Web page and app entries
◆ ◆ ◆ ◆
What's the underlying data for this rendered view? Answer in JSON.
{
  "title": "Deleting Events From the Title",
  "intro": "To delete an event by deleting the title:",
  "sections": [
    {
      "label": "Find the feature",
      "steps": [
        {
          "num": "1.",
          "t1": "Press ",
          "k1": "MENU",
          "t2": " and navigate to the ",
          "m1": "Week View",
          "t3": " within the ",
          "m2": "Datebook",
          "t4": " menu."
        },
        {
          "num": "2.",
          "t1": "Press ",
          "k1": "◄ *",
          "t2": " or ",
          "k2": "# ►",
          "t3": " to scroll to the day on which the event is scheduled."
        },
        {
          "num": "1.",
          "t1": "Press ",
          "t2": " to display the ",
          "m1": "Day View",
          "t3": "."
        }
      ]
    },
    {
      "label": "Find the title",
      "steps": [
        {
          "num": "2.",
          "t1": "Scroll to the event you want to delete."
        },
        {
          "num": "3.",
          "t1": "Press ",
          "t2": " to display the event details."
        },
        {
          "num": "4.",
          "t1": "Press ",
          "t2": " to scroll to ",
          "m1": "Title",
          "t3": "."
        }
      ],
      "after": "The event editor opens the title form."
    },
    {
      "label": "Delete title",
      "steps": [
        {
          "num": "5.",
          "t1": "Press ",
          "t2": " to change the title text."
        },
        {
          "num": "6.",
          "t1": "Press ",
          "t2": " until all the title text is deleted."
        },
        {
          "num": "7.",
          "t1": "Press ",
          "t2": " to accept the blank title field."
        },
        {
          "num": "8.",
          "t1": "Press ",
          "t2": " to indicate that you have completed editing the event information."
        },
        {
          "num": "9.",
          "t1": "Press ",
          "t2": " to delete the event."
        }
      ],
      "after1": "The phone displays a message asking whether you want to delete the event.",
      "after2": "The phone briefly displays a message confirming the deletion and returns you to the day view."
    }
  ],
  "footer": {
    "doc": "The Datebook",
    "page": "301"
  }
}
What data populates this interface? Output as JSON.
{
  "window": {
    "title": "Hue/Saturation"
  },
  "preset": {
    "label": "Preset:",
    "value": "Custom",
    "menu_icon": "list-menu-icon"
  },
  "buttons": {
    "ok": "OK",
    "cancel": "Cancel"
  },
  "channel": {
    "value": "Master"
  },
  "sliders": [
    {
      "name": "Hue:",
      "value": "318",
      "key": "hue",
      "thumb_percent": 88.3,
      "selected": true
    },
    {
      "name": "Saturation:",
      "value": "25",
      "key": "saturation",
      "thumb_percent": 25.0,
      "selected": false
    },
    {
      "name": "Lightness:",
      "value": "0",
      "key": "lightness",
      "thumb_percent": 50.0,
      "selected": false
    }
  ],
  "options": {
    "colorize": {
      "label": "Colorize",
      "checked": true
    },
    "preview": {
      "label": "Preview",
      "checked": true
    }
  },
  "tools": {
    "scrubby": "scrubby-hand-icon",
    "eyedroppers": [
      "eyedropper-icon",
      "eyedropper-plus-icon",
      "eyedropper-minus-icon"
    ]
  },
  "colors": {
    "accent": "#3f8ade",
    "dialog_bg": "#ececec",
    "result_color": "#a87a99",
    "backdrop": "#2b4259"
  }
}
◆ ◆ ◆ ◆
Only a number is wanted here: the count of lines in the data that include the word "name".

** ANSWER FOR THE TASK **
3